◆ ACTIVITY
Using the listing below, show all lines that hold the word "Scene".

◆ SOURCE INFORMATION
[Start of Attachment]

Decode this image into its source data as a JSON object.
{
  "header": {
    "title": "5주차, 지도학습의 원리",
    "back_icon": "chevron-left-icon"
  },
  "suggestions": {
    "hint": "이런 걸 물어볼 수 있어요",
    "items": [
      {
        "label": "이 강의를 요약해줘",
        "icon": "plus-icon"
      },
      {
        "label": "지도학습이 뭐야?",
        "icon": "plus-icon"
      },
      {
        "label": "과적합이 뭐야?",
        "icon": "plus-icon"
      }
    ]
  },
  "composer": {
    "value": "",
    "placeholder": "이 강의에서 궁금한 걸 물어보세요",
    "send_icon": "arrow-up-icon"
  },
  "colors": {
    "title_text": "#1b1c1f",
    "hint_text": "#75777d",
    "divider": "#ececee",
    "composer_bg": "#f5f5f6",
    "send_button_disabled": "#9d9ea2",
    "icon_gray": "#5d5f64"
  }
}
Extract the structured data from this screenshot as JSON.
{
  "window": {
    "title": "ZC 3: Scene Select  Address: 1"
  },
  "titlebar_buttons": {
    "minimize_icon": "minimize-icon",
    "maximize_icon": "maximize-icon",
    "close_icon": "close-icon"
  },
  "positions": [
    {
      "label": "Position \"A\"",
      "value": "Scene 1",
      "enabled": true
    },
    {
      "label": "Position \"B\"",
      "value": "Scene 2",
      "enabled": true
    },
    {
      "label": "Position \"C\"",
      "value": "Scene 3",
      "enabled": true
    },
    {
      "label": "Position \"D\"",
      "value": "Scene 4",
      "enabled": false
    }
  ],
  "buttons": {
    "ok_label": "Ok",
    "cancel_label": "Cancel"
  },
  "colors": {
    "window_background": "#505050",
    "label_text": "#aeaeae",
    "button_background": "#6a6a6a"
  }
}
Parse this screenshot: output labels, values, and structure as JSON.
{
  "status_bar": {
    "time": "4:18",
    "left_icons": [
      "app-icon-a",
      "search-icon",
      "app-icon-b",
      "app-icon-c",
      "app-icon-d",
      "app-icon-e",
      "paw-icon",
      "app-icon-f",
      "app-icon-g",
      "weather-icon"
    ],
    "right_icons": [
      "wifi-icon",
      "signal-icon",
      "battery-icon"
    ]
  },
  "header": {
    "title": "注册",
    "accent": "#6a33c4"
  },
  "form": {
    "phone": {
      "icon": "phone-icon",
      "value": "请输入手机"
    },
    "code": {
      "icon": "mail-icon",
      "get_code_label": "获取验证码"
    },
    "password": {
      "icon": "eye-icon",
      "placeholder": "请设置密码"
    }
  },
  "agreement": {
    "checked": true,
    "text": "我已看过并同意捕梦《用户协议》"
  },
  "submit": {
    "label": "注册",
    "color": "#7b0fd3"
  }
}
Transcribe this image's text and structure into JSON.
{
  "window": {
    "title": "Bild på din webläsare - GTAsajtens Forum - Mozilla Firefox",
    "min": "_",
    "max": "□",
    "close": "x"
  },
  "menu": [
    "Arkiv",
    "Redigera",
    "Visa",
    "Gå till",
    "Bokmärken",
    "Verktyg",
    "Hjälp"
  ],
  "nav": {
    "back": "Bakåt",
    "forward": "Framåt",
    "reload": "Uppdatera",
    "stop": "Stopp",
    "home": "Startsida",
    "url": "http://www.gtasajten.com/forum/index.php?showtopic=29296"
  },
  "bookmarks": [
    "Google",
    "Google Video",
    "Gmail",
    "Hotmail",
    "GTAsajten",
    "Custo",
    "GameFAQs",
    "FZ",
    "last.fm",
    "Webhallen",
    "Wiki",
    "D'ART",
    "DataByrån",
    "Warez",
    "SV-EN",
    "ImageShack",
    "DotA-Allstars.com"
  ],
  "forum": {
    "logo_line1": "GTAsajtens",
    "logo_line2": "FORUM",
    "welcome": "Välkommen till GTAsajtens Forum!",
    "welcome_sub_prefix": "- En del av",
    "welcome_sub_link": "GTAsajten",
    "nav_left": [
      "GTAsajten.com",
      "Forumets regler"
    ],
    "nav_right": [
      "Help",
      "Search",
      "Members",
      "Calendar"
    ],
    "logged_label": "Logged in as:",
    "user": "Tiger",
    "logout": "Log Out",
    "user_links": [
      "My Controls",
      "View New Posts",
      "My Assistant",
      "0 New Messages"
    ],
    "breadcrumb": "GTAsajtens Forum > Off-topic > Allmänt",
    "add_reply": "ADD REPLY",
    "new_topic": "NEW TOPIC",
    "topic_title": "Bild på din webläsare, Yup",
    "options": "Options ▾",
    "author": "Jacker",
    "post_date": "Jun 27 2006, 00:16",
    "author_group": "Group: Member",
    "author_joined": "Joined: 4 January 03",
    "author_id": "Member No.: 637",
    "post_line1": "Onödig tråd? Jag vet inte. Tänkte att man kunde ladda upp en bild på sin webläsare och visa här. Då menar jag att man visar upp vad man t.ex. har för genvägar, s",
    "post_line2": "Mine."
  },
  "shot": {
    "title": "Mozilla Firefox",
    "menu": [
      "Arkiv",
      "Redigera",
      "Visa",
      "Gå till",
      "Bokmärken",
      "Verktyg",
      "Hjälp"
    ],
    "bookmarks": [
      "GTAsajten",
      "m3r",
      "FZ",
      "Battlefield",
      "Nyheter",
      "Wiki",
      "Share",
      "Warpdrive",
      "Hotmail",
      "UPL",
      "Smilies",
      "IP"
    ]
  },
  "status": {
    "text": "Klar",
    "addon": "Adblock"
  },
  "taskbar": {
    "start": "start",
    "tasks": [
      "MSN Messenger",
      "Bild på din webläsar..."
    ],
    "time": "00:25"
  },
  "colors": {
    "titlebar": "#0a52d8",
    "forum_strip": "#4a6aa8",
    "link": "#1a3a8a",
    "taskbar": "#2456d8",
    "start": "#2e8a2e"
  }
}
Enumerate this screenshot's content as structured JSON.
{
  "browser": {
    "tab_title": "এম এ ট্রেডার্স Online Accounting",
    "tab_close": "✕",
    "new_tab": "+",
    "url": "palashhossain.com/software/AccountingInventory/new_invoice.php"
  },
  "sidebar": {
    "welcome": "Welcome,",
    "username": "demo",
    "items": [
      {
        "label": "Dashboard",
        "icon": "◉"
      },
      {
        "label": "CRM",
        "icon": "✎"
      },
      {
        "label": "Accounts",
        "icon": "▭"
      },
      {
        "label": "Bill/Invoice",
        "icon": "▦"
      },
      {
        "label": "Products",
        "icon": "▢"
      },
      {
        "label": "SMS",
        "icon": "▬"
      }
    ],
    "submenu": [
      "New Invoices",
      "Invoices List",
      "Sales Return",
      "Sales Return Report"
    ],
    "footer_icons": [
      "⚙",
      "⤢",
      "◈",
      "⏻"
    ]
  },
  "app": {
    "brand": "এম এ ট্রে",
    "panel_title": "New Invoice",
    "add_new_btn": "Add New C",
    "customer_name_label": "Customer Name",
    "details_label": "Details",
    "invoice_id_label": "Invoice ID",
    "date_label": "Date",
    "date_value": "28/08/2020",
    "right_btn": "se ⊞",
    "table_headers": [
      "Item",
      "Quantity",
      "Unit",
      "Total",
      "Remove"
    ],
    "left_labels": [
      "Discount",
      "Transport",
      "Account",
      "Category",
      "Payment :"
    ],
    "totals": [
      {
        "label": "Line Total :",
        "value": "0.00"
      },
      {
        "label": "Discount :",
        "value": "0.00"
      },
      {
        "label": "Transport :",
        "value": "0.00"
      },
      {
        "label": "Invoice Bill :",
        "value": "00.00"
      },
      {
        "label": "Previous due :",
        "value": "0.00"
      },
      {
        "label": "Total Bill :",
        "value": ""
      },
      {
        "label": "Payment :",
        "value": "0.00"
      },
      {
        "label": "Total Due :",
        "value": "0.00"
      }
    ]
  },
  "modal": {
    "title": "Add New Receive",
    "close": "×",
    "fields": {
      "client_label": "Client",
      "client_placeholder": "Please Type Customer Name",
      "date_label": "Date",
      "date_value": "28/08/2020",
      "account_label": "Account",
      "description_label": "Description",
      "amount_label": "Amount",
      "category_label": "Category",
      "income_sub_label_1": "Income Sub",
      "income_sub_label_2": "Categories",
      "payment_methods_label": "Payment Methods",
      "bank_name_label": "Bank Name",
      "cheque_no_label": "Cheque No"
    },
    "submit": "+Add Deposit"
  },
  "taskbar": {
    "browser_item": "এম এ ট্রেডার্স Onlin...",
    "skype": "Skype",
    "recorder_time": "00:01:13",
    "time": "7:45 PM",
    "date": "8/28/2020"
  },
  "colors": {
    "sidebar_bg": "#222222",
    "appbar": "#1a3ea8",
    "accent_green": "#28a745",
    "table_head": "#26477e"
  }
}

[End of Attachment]

◆ FINISHED EXERCISE
    "title": "ZC 3: Scene Select  Address: 1"
      "value": "Scene 1",
      "value": "Scene 2",
      "value": "Scene 3",
      "value": "Scene 4",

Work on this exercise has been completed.